Data collected during nutritionDay worldwide audits (2014‐2016), in five urban, private hospitals in India included baseline demographic and clinical data on patients aged ≥60 years. Proportion of food consumed at one main meal was recorded and data on length of stay, readmissions and in‐hospital mortality were collected 30 days post‐baseline.
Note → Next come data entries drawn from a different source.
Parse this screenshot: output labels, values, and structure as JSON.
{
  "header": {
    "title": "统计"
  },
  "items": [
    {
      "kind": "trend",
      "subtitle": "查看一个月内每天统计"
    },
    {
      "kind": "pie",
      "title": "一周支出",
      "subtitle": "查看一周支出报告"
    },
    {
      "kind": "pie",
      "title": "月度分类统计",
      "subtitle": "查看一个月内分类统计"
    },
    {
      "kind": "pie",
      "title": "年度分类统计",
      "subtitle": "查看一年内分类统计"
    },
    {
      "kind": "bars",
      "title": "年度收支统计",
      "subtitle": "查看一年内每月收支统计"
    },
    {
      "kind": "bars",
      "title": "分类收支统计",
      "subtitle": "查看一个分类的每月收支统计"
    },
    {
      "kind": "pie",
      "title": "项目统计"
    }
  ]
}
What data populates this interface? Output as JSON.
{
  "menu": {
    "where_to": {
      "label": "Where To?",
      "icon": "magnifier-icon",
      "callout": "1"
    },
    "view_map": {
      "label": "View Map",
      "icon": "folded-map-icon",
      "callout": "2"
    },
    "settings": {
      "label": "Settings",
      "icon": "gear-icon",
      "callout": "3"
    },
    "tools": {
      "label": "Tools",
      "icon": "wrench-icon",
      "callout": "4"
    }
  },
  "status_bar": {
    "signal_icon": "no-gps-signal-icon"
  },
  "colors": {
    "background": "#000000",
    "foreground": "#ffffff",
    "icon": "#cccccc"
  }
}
A total of 262 participants (mean age: 69 ± 8 years; 65% males) were recruited. Mapped malnutrition risk (mapped Malnutrition Screening Tool [mMST] score ≥ 2) on admission was 31% and increased to 44% during the course of hospitalisation. Over one quarter of participants consumed ≤50% of their meal (28%). Over half the participants were found to be eating poorly (59%) and those identified as at risk of malnutrition were not offered additional nutrition support. The median LOS was 8 days (range: 1‐92), 30‐day readmission rates were 7% and in‐hospital mortality was 0.4%. Malnutrition risk and poor food intake were not associated with health‐related outcomes.
Older adults in Indian acute care hospitals have a noticeable prevalence of malnutrition risk and poor food intake. There is an opportunity for future research to focus on identifying and managing nutritional issues.
Isenring, E., Marshall, S., Reidlinger, D., Kelly, J., Cox, G., Van der Meij, B., MacKenzie-Shalders, K., Mayr, H., Dahl, C., Crichton, M., O'Bryan, K. R., Norris, R., Warner, M., Davidson, A., Naranjo, A., Mahoney, S., Eberhardt, F., Dalwood, P., Lopez, E., Hofto, S., Innerarity, C. & So, D.
1/01/14 → 31/12/27
1/01/14 → …